Dataset rows describing interfaces:
────────────────

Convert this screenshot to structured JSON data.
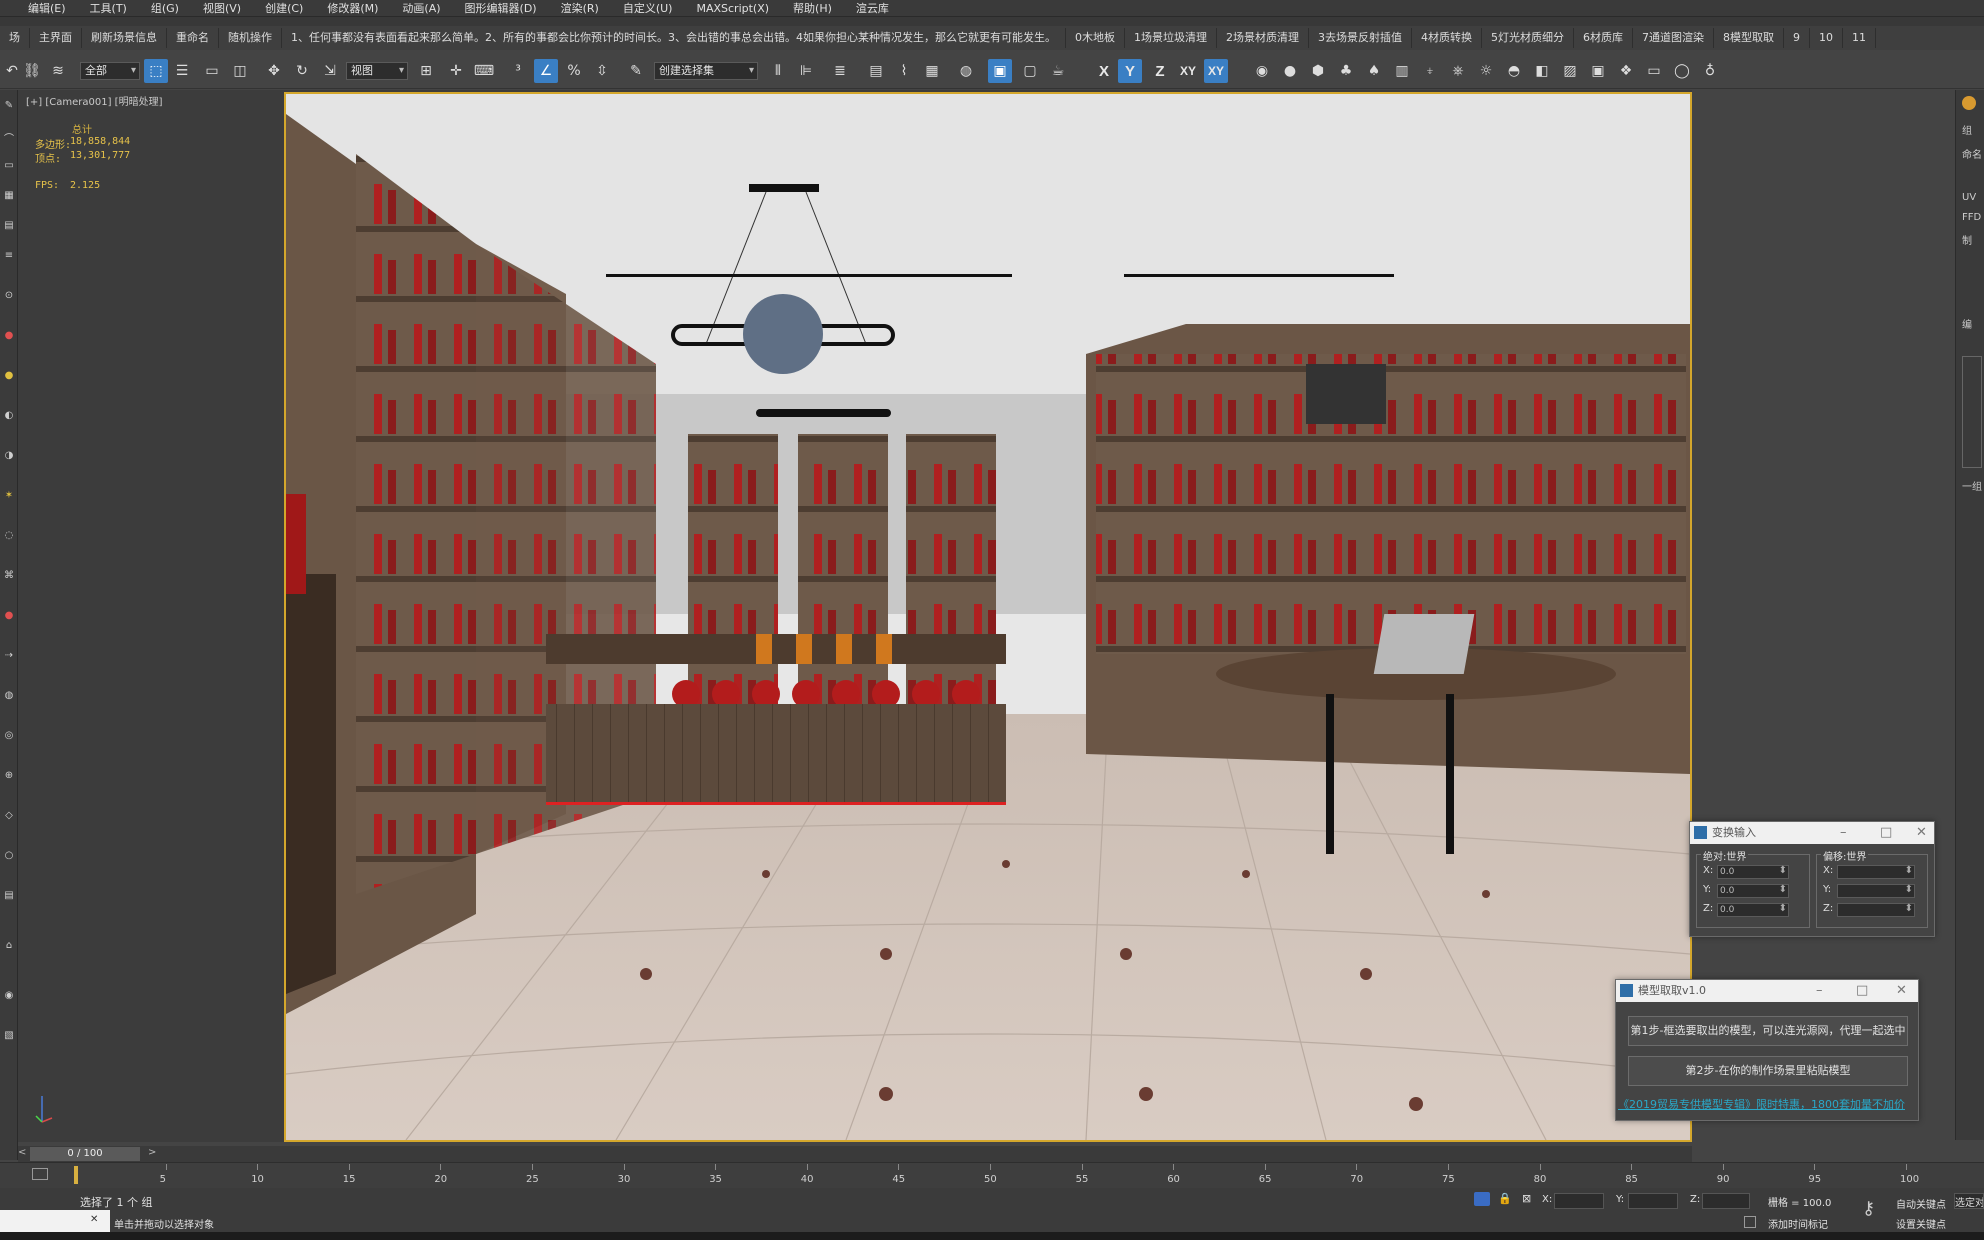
{
  "menu": [
    "编辑(E)",
    "工具(T)",
    "组(G)",
    "视图(V)",
    "创建(C)",
    "修改器(M)",
    "动画(A)",
    "图形编辑器(D)",
    "渲染(R)",
    "自定义(U)",
    "MAXScript(X)",
    "帮助(H)",
    "渲云库"
  ],
  "scriptbar": [
    "场",
    "主界面",
    "刷新场景信息",
    "重命名",
    "随机操作",
    "1、任何事都没有表面看起来那么简单。2、所有的事都会比你预计的时间长。3、会出错的事总会出错。4如果你担心某种情况发生，那么它就更有可能发生。",
    "0木地板",
    "1场景垃圾清理",
    "2场景材质清理",
    "3去场景反射插值",
    "4材质转换",
    "5灯光材质细分",
    "6材质库",
    "7通道图渲染",
    "8模型取取",
    "9",
    "10",
    "11"
  ],
  "toolbar": {
    "selection_filter": "全部",
    "ref_coord": "视图",
    "named_selection": "创建选择集",
    "axis": [
      "X",
      "Y",
      "Z",
      "XY",
      "XY"
    ]
  },
  "viewport": {
    "label": "[+] [Camera001] [明暗处理]",
    "stats_title": "总计",
    "polys_label": "多边形:",
    "polys_value": "18,858,844",
    "verts_label": "顶点:",
    "verts_value": "13,301,777",
    "fps_label": "FPS:",
    "fps_value": "2.125"
  },
  "right_panel": [
    "组",
    "命名",
    "UV",
    "FFD",
    "制",
    "编",
    "一组"
  ],
  "transform_dialog": {
    "title": "变换输入",
    "abs_group": "绝对:世界",
    "off_group": "偏移:世界",
    "abs_x": "0.0",
    "abs_y": "0.0",
    "abs_z": "0.0",
    "x_label": "X:",
    "y_label": "Y:",
    "z_label": "Z:"
  },
  "model_dialog": {
    "title": "模型取取v1.0",
    "step1": "第1步-框选要取出的模型，可以连光源网，代理一起选中",
    "step2": "第2步-在你的制作场景里粘贴模型",
    "link": "《2019贸易专供模型专辑》限时特惠，1800套加量不加价"
  },
  "timeline": {
    "slider": "0 / 100",
    "ticks": [
      "5",
      "10",
      "15",
      "20",
      "25",
      "30",
      "35",
      "40",
      "45",
      "50",
      "55",
      "60",
      "65",
      "70",
      "75",
      "80",
      "85",
      "90",
      "95",
      "100"
    ]
  },
  "status": {
    "selection": "选择了 1 个 组",
    "prompt": "单击并拖动以选择对象",
    "x_label": "X:",
    "y_label": "Y:",
    "z_label": "Z:",
    "grid": "栅格 = 100.0",
    "add_time_tag": "添加时间标记",
    "auto_key": "自动关键点",
    "set_key": "设置关键点",
    "selected": "选定对"
  }
}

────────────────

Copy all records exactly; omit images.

Convert this screenshot to structured JSON data.
{
  "menu": [
    "编辑(E)",
    "工具(T)",
    "组(G)",
    "视图(V)",
    "创建(C)",
    "修改器(M)",
    "动画(A)",
    "图形编辑器(D)",
    "渲染(R)",
    "自定义(U)",
    "MAXScript(X)",
    "帮助(H)",
    "渲云库"
  ],
  "scriptbar": [
    "场",
    "主界面",
    "刷新场景信息",
    "重命名",
    "随机操作",
    "1、任何事都没有表面看起来那么简单。2、所有的事都会比你预计的时间长。3、会出错的事总会出错。4如果你担心某种情况发生，那么它就更有可能发生。",
    "0木地板",
    "1场景垃圾清理",
    "2场景材质清理",
    "3去场景反射插值",
    "4材质转换",
    "5灯光材质细分",
    "6材质库",
    "7通道图渲染",
    "8模型取取",
    "9",
    "10",
    "11"
  ],
  "toolbar": {
    "selection_filter": "全部",
    "ref_coord": "视图",
    "named_selection": "创建选择集",
    "axis": [
      "X",
      "Y",
      "Z",
      "XY",
      "XY"
    ]
  },
  "viewport": {
    "label": "[+] [Camera001] [明暗处理]",
    "stats_title": "总计",
    "polys_label": "多边形:",
    "polys_value": "18,858,844",
    "verts_label": "顶点:",
    "verts_value": "13,301,777",
    "fps_label": "FPS:",
    "fps_value": "2.125"
  },
  "right_panel": [
    "组",
    "命名",
    "UV",
    "FFD",
    "制",
    "编",
    "一组"
  ],
  "transform_dialog": {
    "title": "变换输入",
    "abs_group": "绝对:世界",
    "off_group": "偏移:世界",
    "abs_x": "0.0",
    "abs_y": "0.0",
    "abs_z": "0.0",
    "x_label": "X:",
    "y_label": "Y:",
    "z_label": "Z:"
  },
  "model_dialog": {
    "title": "模型取取v1.0",
    "step1": "第1步-框选要取出的模型，可以连光源网，代理一起选中",
    "step2": "第2步-在你的制作场景里粘贴模型",
    "link": "《2019贸易专供模型专辑》限时特惠，1800套加量不加价"
  },
  "timeline": {
    "slider": "0 / 100",
    "ticks": [
      "5",
      "10",
      "15",
      "20",
      "25",
      "30",
      "35",
      "40",
      "45",
      "50",
      "55",
      "60",
      "65",
      "70",
      "75",
      "80",
      "85",
      "90",
      "95",
      "100"
    ]
  },
  "status": {
    "selection": "选择了 1 个 组",
    "prompt": "单击并拖动以选择对象",
    "x_label": "X:",
    "y_label": "Y:",
    "z_label": "Z:",
    "grid": "栅格 = 100.0",
    "add_time_tag": "添加时间标记",
    "auto_key": "自动关键点",
    "set_key": "设置关键点",
    "selected": "选定对"
  }
}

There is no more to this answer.